Our testing of the CR-Scan Lizard 3D scanning system from Creality continues with post-scan processing and our summary.
CR-Scan Lizard Processing
Processing scans is a critical feature of the CR-Scan Lizard system. Basically it’s the process of converting from a captured point cloud to a usable 3D model. The software includes all the necessary functions to do this effectively, although it can be quite tricky to figure out how to use them, as described above.
No scanning system is perfect, and captured point clouds will certainly have a number of stray points. The best practice is to spend some time examining the captures and manually chopping out any obviously bad points that would otherwise confuse the processing algorithms. The software can easily do this, and even provide some editing after processing.
One very annoying limitation is that once a 3D model is created, you cannot spin it around in 3D view. Instead the 3D model disappears and is replaced by axis lines and a very faint outline. When you stop rotating the object reappears. This makes it extremely difficult to examine the 3D model properly and I have no idea why Creality’s software does this, since they can rotate point clouds easily and the PC routinely handles rotation of more complex 3D models in other software tools.
CR-Scan Lizard Advanced Operations
Processing is done on “scans”. Each scan operation is composed of a number of “frames” representing the infrared sensor array results at each moment. A project is usually composed of several scans because most objects are larger than the rather small scanning area in turntable mode and several scan views are required. These must be joined together in the software to complete the 3D model.
A typical operation on the turntable would involve multiple scans: at different heights to capture the entire object; and with the object turned upside down or sideways to capture the bottom.
This leads us to the advanced operation of joining models together, something CR Studio calls a “Fusion”. This is the process of joining two or more scans together, and allows different scanner views of the same object to contribute to the 3D model.
The process is relatively straightforward, but tricky.
First, there is an automated mode where the software makes a guess as to how to fit the pieces together.
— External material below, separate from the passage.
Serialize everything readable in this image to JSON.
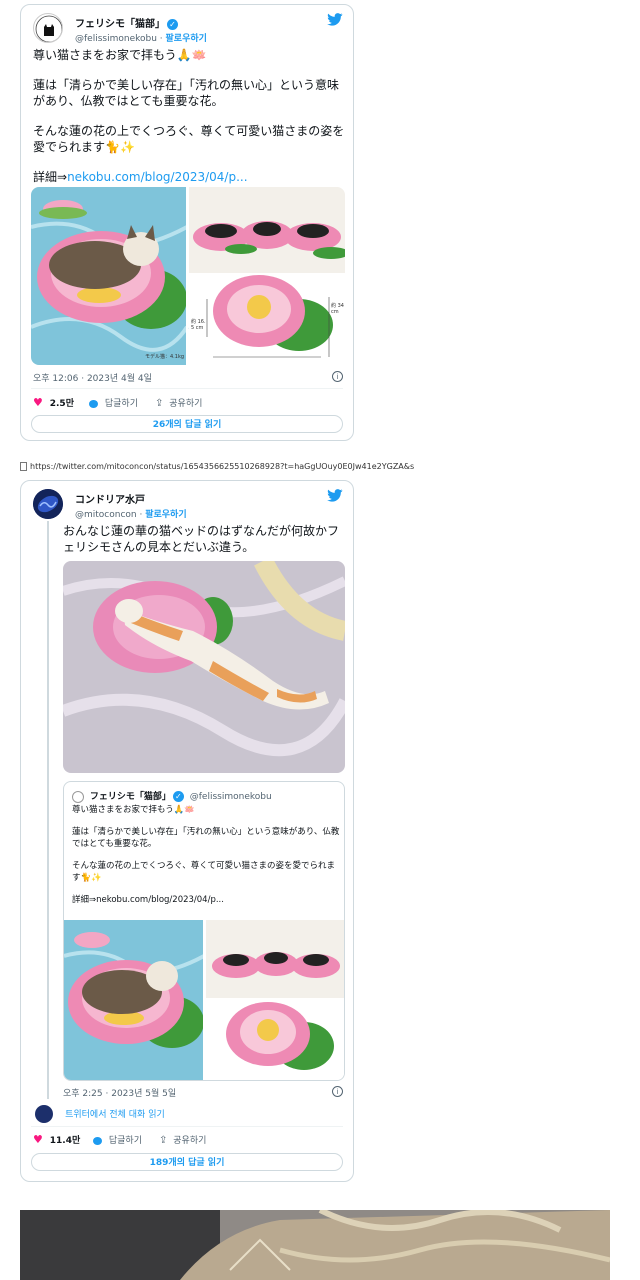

This, in my experience, almost never worked properly. I recommend just using the manual alignment procedure.
To manually align two captures you must identify at least three spots that appear on both of the captures. For example, scanning a human bust sculpture might have the tip of the nose visible in both. These point pairs are identified manually on each scan and provide the software with good info on where to start the alignment. After this is done the alignment process can begin. By repeating this process with several scans you can build up a pretty decent 3D model of all sides of the subject.
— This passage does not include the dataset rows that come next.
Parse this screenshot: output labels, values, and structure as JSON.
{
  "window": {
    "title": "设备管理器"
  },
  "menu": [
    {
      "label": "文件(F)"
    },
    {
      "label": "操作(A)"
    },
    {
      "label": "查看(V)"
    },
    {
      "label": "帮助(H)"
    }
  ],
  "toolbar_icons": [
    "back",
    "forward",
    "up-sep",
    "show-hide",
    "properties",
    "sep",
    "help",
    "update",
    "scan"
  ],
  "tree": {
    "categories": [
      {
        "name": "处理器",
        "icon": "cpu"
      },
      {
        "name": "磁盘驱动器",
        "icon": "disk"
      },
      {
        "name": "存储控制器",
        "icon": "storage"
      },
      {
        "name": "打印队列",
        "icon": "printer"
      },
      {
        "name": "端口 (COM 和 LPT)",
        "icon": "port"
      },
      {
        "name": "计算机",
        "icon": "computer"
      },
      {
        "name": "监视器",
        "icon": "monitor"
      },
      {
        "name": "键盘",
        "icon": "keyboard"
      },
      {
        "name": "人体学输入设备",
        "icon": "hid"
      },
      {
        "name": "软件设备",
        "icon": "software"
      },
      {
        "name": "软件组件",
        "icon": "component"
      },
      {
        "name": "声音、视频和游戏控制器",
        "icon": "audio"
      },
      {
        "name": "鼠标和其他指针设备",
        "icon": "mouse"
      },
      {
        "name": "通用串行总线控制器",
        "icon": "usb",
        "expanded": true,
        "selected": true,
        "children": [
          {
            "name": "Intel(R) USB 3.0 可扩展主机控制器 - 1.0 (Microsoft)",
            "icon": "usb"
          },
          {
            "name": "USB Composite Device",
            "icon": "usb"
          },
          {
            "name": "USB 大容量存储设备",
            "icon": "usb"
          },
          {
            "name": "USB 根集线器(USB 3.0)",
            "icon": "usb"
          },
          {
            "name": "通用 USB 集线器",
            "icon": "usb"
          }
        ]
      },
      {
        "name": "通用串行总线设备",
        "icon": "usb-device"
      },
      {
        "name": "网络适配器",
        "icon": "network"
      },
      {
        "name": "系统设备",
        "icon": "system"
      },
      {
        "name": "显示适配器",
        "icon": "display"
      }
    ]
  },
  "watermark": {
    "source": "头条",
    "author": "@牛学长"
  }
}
It is possible to obtain color 3D models by selecting the texture option during scanning. Basically the scanner captures a color image every once in a while during the scan and these are imprinted during a texturing phase of processing. This can take considerable processing time, so use this only if necessary.
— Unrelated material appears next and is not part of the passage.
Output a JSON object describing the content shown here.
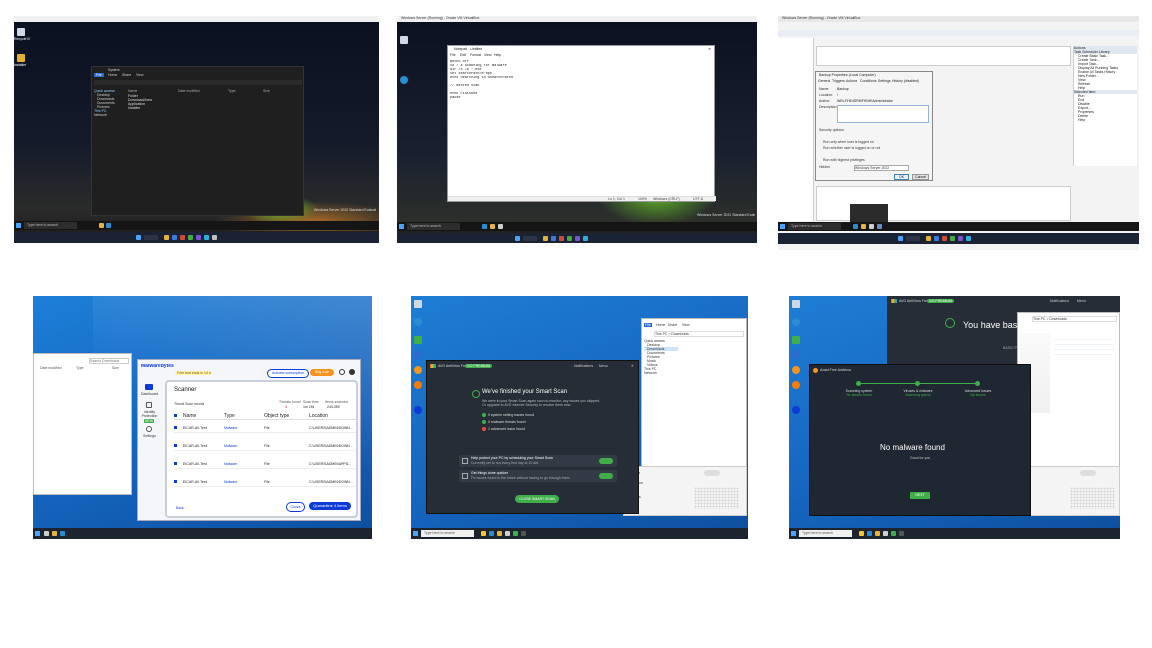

CR-Scan Lizard Results
Despite the frustrations of using the sometimes incomprehensible CR Studio software, you can obtain very good scan results with the CR-Scan Lizard.
Surfaces are usually properly captured, with minimal noise. Although I did not perform any specific measurement tests, it appears the scans can be fairly accurate.
I did have some issues scanning metal parts that had a bit of a shine on their surface. Here you can see a small metal part I attempted to scan, and the result below. For objects like this, it’s best to coat them with a dulling agent. This can be done with any of several sprays designed for 3D scanning.
Once the software is tamed it does indeed produce very good 3D models, and if you’ve filled the inevitable holes you can proceed to 3D printing.
CR-Scan Lizard Pricing and Availability
The CR-Scan Lizard scanning system is now available through a Kickstarter campaign. Creality offers quite a number of product combinations, but as of this writing the lowest combo cost for a working system is only US$329, which has to be about the lowest price for a decent 3D scanner I’ve yet seen. Even the final MSRP of US$599 is still a very good price, given that other commercial scanners can cost many thousands. Creality expects to ship units some time in April, only a few weeks away.
The system also comes with a one year warranty, something few hardware items come with in this space.
CR-Scan Lizard Final Words
I am very impressed with the Creality CR-Scan Lizard hardware. It is definitely capable of capturing high quality 3D scans, albeit with a rather narrow field of view, thus requiring additional scans and processing.
The accompanying software is very challenging to use, not because it doesn’t work, but because it is very difficult to figure out how to do many operations. My hope is that Creality spends additional effort to make their software far more usable, particularly for those who have never used scanning software.
If you are up for a long period of “discovery” with the software, you definitely can learn how to use it well and your scans will be effective. On the other hand if you have an impatient attitude, you may not have a good experience.
As of this writing, Creality has sold thousands of these devices, so it seems to be a big success already.